**Task requirements**
Could you give the data below again exactly, apart from the pictures?

BEGIN

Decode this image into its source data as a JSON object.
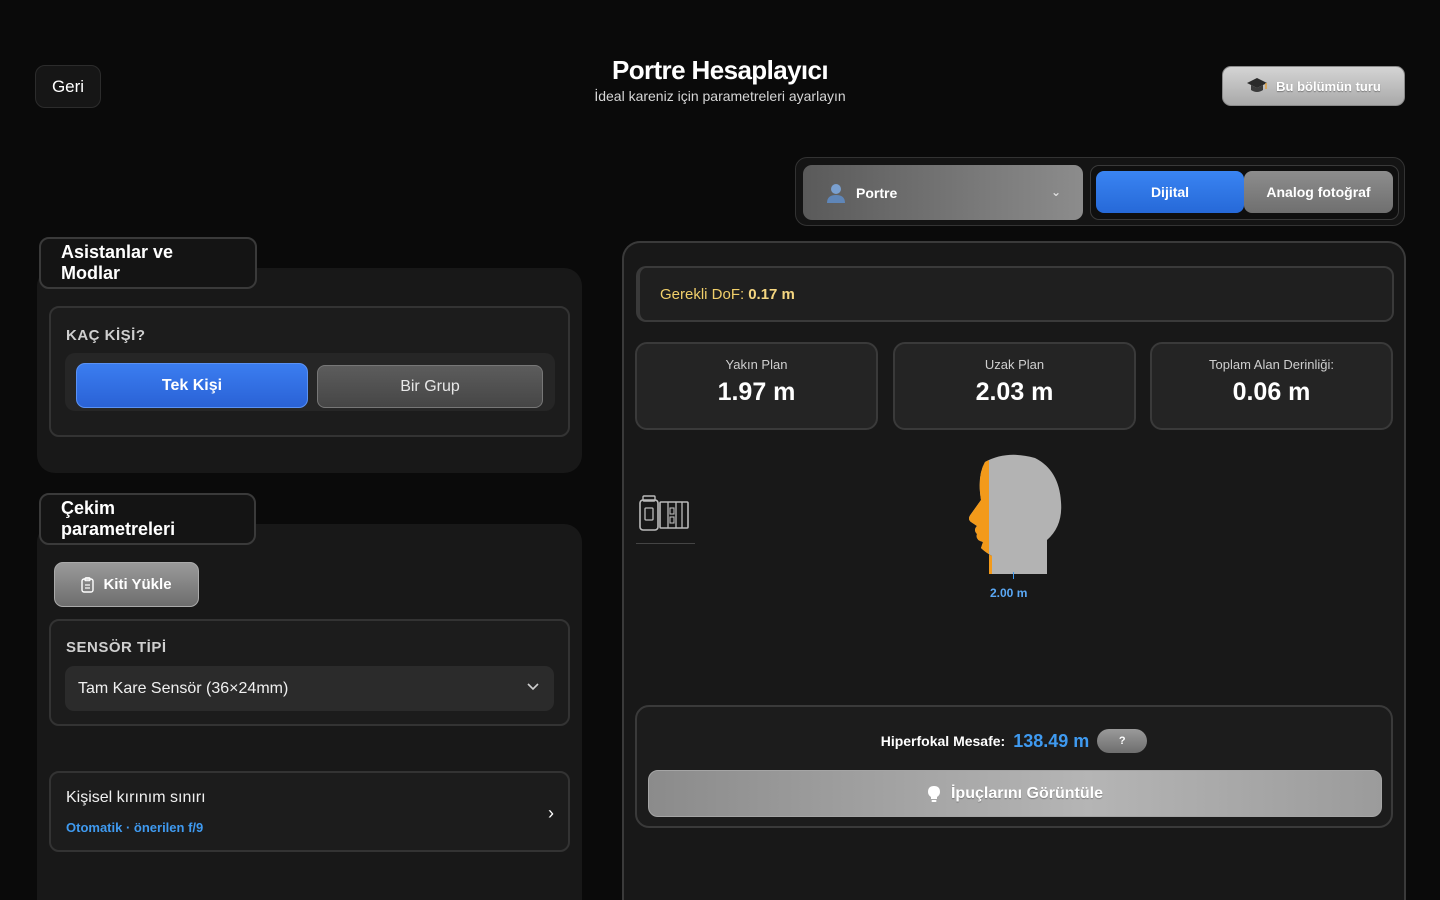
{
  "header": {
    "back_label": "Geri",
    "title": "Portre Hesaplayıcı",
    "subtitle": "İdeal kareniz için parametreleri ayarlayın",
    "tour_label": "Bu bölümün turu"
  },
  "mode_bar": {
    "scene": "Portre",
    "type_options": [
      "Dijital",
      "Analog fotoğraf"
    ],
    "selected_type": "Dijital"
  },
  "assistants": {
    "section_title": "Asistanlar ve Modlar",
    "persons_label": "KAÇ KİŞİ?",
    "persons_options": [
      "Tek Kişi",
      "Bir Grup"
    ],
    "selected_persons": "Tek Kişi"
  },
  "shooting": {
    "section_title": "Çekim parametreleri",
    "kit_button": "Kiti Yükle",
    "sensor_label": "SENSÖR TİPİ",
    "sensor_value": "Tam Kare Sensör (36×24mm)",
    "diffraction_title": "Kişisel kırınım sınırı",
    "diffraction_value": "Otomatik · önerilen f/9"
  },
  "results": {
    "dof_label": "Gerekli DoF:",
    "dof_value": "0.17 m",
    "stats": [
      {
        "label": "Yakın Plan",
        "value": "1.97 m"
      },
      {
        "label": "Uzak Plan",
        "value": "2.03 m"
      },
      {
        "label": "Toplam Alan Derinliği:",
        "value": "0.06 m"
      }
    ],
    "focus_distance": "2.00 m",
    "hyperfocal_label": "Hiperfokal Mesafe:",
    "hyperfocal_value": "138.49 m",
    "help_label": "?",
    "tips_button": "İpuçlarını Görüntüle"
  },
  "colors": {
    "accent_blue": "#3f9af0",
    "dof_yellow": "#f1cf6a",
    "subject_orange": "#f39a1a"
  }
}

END

**Response area**
Decode this image into its source data as a JSON object.
{
  "header": {
    "back_label": "Geri",
    "title": "Portre Hesaplayıcı",
    "subtitle": "İdeal kareniz için parametreleri ayarlayın",
    "tour_label": "Bu bölümün turu"
  },
  "mode_bar": {
    "scene": "Portre",
    "type_options": [
      "Dijital",
      "Analog fotoğraf"
    ],
    "selected_type": "Dijital"
  },
  "assistants": {
    "section_title": "Asistanlar ve Modlar",
    "persons_label": "KAÇ KİŞİ?",
    "persons_options": [
      "Tek Kişi",
      "Bir Grup"
    ],
    "selected_persons": "Tek Kişi"
  },
  "shooting": {
    "section_title": "Çekim parametreleri",
    "kit_button": "Kiti Yükle",
    "sensor_label": "SENSÖR TİPİ",
    "sensor_value": "Tam Kare Sensör (36×24mm)",
    "diffraction_title": "Kişisel kırınım sınırı",
    "diffraction_value": "Otomatik · önerilen f/9"
  },
  "results": {
    "dof_label": "Gerekli DoF:",
    "dof_value": "0.17 m",
    "stats": [
      {
        "label": "Yakın Plan",
        "value": "1.97 m"
      },
      {
        "label": "Uzak Plan",
        "value": "2.03 m"
      },
      {
        "label": "Toplam Alan Derinliği:",
        "value": "0.06 m"
      }
    ],
    "focus_distance": "2.00 m",
    "hyperfocal_label": "Hiperfokal Mesafe:",
    "hyperfocal_value": "138.49 m",
    "help_label": "?",
    "tips_button": "İpuçlarını Görüntüle"
  },
  "colors": {
    "accent_blue": "#3f9af0",
    "dof_yellow": "#f1cf6a",
    "subject_orange": "#f39a1a"
  }
}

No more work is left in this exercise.